The map is created for public consumption, not locked. Custody From the beginning of the public, the people have the map to learn what is happening around us, where we are and where we can go.
Since 1879, the U.S. Geological Survey (USGS) is dedicated to providing reliable scientific information to better understand the Earth and its ecosystem. Mapping is an integral part of what we do. From the early days of mapping walking in the field to more modern methods of satellite photography and GPS receiver, the scientists we must understand more than 193,000 maps and document the changes made to our environment.
Government agencies and NGOs have long been used in our list of all the planning community to find a way. Farmers depend on our digital elevation data to help them produce our food. Historians look at the map of the last few years to see how the terrain and the built environment has changed over time.

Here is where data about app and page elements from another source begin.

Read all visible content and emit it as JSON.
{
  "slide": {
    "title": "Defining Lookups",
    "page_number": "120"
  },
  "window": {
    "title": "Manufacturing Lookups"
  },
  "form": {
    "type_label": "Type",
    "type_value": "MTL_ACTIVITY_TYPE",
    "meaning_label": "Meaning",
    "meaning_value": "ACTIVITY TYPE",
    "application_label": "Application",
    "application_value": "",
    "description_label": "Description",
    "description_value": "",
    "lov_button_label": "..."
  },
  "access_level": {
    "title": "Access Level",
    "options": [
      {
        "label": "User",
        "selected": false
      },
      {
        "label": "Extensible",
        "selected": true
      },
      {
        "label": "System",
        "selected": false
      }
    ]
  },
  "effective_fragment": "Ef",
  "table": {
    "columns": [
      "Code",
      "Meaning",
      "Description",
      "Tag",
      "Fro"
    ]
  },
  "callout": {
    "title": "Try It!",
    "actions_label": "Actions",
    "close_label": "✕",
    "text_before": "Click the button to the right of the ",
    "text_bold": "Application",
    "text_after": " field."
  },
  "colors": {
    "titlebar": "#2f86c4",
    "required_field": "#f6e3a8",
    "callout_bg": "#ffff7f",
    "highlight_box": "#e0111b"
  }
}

While certain groups USGS used as a resource, we want to find in large public and use our cards, as well. Fill in our maps, they convey information about our country and heritage belongs to all Americans. Our cards are designed to serve as a public good. More and more taxpayers are using our cards and how they can find more use in the card, the better.
We realize that our expertise lies in the mapping, so the partnership with Google, which has expertise in web design and delivery, is naturally fit. Google Map Gallery helps us organize and present our maps efficiently, mobile interface that is easy for everyone to find what they are looking for. Map Gallery not only publish detailed USGS maps of high quality, but it makes it easy for anyone to search for and find a new map.

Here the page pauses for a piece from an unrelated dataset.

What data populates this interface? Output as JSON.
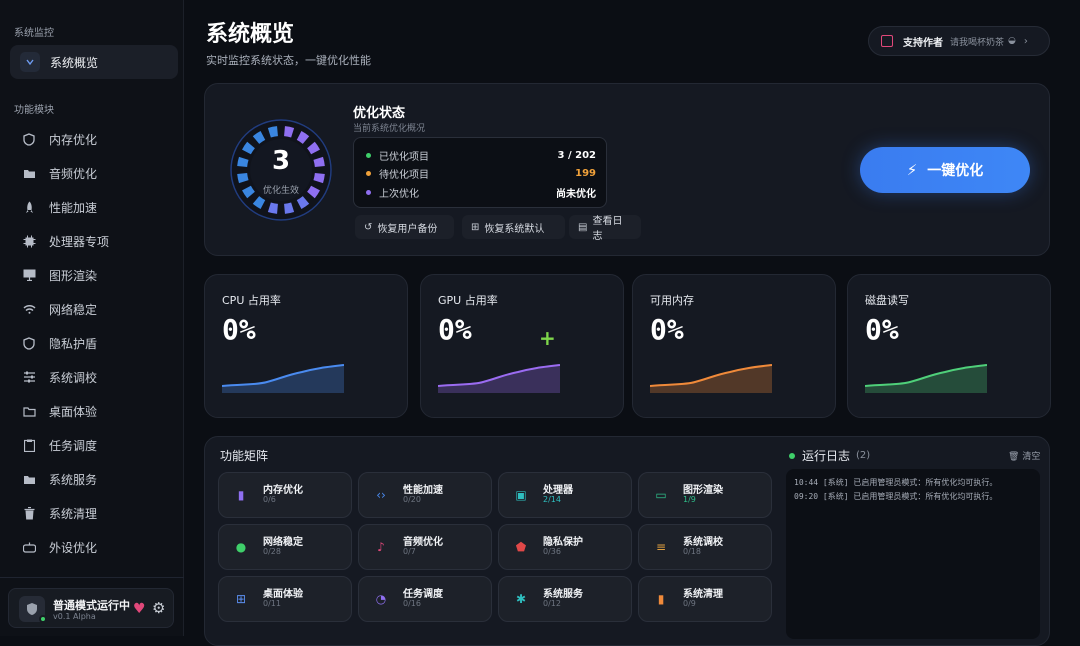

Maps have always played an important role in the development of society. Our understanding of the world through the written history is built using the card. Now, thanks to advances in technology and mapping mapped Gallery, USGS maps can play a greater role in society more 'day-to-day.